It’s interesting how two primary historical sources regarding the same subject can vary so differently. Kenji Okuda depicts the internment camps as restrictive and an infringment on American Democracy through his familiy’s serperation from his father, appointed (as opposed to elected) positions within the camp, the mundane day to day life, and the obstacles he faced just to get released from his camp to attend college. On the other hand, the US government presents the “relocation” camps as a necessary precaution in the context of World War II after the Japanese attack on Peral Harbor in order to ensure the safety of all US citizens. They argue that life inside the camps are, more or less, the same as life outside; people have jobs, get paid, go to school, etc.
These different perspectives, limit first-hand accounts as historical sources. To fully understand these sources within their context, it becomes neccessary to analyze them beyond what they say at face value. Who are they’re target audiences? What is the motivation? Obviously, the US government is justifying its actions to the US public. The film probably isn’t lying, but omits certain facts and aspects regarding the camps in order to paint an agreeable picture. Back to the argument that life inside and outside the camps are the same, this fails to address the successful careers/lives many Japanese-Americans had built for themselves pre-camps and how, post-camps, they were left with nothing. Even terminology can be decieving; “relocation” camps sounds much nicer than “internment” camps. Okuda’s account maintains a similar target audience but for the purpose of sharing his own trauma with hopes that in the future such situations can be avoided.

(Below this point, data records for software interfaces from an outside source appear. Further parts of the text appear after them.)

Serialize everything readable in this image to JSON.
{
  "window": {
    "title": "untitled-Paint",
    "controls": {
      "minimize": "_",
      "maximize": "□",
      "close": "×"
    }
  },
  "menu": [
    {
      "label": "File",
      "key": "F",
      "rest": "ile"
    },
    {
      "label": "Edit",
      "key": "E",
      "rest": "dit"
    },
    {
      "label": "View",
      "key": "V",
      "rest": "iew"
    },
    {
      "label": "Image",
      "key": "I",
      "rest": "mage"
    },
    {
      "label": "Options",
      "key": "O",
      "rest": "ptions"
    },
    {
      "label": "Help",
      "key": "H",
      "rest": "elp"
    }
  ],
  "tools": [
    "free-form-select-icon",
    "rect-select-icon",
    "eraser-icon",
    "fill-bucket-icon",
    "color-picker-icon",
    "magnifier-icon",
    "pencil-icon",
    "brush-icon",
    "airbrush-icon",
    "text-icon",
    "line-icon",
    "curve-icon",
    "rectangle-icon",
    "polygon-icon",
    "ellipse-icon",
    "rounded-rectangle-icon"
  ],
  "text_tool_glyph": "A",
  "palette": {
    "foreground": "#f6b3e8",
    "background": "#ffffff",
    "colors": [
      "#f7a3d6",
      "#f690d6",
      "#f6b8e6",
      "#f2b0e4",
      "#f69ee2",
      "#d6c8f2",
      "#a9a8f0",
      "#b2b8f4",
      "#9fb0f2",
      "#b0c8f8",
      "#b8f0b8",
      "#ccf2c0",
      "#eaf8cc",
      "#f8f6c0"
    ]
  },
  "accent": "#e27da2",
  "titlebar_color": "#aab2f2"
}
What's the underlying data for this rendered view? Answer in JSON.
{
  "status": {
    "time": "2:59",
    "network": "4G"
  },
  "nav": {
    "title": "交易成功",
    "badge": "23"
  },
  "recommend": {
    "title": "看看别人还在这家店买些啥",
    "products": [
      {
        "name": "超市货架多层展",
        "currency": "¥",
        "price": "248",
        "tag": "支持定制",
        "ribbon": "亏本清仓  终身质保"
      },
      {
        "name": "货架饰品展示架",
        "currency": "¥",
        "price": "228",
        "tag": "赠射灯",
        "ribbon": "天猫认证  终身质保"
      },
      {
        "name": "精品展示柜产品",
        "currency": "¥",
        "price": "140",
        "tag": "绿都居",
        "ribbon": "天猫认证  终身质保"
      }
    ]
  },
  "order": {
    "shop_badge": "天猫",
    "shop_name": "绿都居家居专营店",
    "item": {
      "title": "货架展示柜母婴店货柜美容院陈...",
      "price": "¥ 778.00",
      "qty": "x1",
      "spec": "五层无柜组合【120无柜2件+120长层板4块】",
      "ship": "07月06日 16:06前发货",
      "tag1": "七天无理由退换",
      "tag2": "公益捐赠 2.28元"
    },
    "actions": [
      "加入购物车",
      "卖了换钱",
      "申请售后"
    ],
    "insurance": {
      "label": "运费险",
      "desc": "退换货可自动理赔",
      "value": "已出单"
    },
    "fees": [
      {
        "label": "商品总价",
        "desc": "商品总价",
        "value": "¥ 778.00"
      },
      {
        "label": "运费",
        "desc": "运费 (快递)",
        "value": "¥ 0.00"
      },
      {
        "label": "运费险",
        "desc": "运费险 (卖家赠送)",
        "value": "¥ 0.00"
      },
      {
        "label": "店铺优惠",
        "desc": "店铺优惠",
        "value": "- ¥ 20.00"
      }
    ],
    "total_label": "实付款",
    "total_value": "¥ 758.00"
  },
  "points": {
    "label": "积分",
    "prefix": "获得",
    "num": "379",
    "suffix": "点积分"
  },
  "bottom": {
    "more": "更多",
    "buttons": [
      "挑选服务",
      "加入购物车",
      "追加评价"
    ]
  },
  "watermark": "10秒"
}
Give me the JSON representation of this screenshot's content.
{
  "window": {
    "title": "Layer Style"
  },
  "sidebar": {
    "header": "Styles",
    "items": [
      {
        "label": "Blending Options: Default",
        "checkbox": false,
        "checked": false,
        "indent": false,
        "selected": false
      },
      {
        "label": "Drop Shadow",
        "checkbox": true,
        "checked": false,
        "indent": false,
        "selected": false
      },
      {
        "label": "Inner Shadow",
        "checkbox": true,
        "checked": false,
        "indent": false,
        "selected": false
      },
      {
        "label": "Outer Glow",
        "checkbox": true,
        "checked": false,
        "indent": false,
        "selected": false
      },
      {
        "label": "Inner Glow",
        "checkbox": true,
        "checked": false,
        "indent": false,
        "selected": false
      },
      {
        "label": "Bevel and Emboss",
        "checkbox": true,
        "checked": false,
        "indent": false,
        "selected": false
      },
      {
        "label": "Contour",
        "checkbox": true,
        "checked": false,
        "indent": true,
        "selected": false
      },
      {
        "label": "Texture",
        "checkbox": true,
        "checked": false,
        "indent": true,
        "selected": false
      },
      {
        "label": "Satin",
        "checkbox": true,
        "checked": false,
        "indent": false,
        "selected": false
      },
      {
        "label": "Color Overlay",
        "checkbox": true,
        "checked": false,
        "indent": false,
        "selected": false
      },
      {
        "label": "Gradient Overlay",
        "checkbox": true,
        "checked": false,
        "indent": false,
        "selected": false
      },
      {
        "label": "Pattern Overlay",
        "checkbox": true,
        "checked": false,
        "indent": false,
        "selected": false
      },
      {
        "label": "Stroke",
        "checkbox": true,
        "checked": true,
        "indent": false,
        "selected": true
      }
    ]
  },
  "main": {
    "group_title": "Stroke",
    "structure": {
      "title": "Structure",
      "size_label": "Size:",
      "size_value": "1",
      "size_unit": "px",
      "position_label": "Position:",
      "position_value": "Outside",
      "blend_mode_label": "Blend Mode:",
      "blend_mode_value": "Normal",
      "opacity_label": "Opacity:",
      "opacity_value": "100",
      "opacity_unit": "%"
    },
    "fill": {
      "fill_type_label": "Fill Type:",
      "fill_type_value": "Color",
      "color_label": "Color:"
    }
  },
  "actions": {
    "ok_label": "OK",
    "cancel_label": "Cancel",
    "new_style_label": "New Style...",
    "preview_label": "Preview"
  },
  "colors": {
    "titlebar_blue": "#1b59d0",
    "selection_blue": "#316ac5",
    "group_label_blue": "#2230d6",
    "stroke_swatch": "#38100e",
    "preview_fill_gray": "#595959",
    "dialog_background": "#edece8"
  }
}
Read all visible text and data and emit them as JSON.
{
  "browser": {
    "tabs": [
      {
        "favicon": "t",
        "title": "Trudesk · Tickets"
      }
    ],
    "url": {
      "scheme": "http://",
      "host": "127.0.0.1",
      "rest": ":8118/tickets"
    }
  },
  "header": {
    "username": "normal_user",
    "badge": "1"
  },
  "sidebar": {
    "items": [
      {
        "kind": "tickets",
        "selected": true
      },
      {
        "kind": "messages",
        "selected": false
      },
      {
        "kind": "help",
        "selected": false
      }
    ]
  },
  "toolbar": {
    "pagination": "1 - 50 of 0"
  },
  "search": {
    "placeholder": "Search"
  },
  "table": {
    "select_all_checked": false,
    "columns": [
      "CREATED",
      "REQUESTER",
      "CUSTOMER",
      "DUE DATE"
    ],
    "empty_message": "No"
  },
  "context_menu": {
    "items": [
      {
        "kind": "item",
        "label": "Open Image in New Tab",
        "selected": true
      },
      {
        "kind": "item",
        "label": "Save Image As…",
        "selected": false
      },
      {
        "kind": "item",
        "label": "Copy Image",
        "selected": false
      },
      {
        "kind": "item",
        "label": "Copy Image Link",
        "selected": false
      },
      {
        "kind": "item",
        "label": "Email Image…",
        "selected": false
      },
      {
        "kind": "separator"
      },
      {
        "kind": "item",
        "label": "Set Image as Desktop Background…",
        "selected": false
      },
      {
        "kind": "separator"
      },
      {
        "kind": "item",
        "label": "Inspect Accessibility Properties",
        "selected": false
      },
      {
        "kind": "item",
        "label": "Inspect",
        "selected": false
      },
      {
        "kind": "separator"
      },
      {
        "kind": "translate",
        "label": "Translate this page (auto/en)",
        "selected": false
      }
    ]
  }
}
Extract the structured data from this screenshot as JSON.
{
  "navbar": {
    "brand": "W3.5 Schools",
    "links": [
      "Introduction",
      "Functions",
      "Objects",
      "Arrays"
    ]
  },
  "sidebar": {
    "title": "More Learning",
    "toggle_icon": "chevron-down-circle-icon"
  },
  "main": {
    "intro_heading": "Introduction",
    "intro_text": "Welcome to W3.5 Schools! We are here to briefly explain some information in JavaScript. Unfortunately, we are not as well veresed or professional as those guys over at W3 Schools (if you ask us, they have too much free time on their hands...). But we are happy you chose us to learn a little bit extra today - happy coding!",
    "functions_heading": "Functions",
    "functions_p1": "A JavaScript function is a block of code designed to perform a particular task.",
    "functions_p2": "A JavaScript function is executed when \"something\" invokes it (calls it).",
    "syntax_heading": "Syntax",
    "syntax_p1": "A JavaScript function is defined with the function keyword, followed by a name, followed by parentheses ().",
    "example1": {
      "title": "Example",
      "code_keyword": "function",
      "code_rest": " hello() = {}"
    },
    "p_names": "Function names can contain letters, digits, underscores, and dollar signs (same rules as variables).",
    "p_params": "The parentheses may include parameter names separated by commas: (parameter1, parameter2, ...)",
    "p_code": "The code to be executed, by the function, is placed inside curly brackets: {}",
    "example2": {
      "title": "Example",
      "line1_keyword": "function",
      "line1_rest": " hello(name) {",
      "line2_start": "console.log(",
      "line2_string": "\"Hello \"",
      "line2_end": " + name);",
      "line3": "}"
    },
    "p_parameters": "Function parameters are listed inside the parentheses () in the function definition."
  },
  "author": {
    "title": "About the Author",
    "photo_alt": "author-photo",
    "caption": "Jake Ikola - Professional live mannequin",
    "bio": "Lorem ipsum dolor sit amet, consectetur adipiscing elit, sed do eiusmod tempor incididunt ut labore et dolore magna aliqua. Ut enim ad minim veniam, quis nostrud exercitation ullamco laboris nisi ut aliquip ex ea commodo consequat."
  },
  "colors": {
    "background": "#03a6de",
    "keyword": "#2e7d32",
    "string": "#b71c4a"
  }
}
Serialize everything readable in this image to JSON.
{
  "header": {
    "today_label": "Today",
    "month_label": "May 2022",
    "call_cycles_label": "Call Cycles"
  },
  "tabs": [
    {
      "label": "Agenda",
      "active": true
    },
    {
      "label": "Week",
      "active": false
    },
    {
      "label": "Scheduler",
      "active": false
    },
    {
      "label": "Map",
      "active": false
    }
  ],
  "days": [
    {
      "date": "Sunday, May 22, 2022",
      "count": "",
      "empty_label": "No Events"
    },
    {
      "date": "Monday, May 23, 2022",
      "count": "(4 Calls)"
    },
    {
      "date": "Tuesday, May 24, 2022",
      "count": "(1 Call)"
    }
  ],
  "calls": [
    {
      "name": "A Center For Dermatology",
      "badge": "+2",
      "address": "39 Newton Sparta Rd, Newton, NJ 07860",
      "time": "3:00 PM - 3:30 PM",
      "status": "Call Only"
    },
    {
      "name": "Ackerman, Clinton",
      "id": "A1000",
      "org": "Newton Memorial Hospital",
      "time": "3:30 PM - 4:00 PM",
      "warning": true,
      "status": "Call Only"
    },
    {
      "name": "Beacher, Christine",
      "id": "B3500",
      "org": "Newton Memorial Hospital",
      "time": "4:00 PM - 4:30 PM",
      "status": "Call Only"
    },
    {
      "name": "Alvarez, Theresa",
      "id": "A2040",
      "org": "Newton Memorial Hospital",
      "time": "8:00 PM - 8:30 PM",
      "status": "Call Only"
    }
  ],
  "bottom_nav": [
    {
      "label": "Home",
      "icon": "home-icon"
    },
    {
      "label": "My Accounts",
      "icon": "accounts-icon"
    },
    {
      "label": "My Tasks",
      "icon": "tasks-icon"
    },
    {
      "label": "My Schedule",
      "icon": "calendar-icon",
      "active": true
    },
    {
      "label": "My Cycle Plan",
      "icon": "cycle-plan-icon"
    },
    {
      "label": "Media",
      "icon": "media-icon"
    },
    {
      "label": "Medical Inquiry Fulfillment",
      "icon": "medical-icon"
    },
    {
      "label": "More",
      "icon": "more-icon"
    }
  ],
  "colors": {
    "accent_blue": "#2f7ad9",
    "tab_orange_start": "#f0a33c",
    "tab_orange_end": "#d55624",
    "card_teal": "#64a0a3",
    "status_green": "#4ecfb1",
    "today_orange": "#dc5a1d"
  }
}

With this in mind, I believe that Okuda’s account is much more believable than the US government’s propoganda film. Not only is Okuda’s a personal experience, but he has less to gain or loss from sharing his story. The purpose of propoganda tends to be to influence the opinions of others in accordance with one’s own…so lets be aware of the information we are taking in!